However, eInk screens are one trick ponies. They are slow to update, and have a limited lifespan. So using the device for anything else makes no sense, with the possible exception of playing music.

In this case, I'd say convergence is not what it is all about. The eInk readers do one job so very well that having them dedicated to the task is fine.

GJC

0
0

@AC 10:05

I have an iPhone on which I read books (mostly PDFs), and the 3" screen is just way too small to be of any use for long reading sessions. And god forbid if the pdf has any screenshots or diagrams in it - to get them readable I can't fit the entire diagram on the screen.

Then there is the fact that sometimes I just want to LEAVE A PAGE OPEN and let it sit there, without running down my battery, without having my security screen saver kick in, without the backlight going off...just like I would with a real book. This is particularly true when using learning books - I would love to have my pdf of Blender training open next to me whilst I manipulated Blender in fullscreen mode...again, just like a book. Instead I am forced to juggle windows around and jump back and forth - or find desk real-estate for a second monitor.

I don't own an e-reader yet, but I wish I had caught the sale at Play.com on the 505. If anyone sees it on sale, please post to this thread...

0
0

RE: Pffft.

Way to miss the entire point of a technology.

As has been pointed out, there are many reason not to buy electronic books right now -- mainly cost and licensing issues, though they are still a little bulky too.

However, the idea of an electronic book is exactly what it says -- these things designed not to make your eyes hurt after an hour of reading as a laptop or phone would, they are designed to (eventually) replace paper books and, ignoring the points mentioned above, they do this pretty well.

I am sure it will be possible, in the future, to have a device which does "everything" but, at present, the technology simply does not exist. Unless, of course, you know of a device with a paper-like reading experience in colour with a refresh rate which allows it to display video?

0
0

Ebooks not where they should be

The DRM is probably the biggest blight on ebook consumers right now.
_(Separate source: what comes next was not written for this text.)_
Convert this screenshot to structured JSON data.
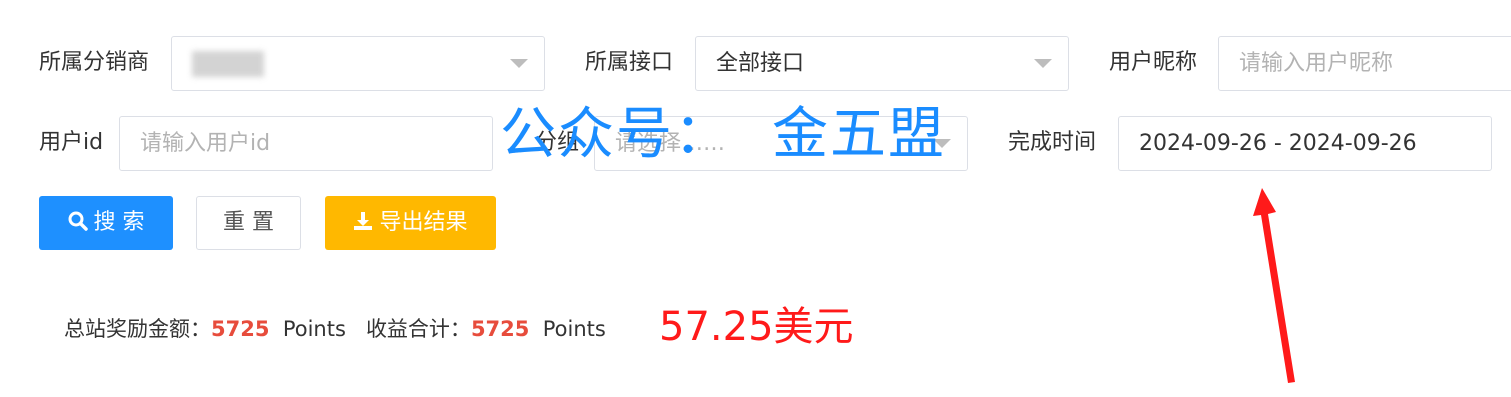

Though some publishers are starting to figure out what the RIAA finally admitted about DRM - that people don't like it - they aren't enough and the amount of ebooks they offer in DRM free formats isn't yet enough either. There are horror stories of publishers going bust/offline, taking the validation services with them and users being locked out of their content indefinitely.

I think that the retail publishers are also in a tight spot - being forced to secure their products with DRM or expose themselves to litigation. It seems to be a deeper stemming problem than bull-headed online ebook brokerages. Other than attacking publishers' bottom line (I'm talking about boycotting, not stealing), I don't see any other way to communicate dissatisfaction with DRM, sadly.

A compromise is that secured epub files can easily have the DRM stripped by a few simple python scripts.

0
0
This topic is closed for new posts.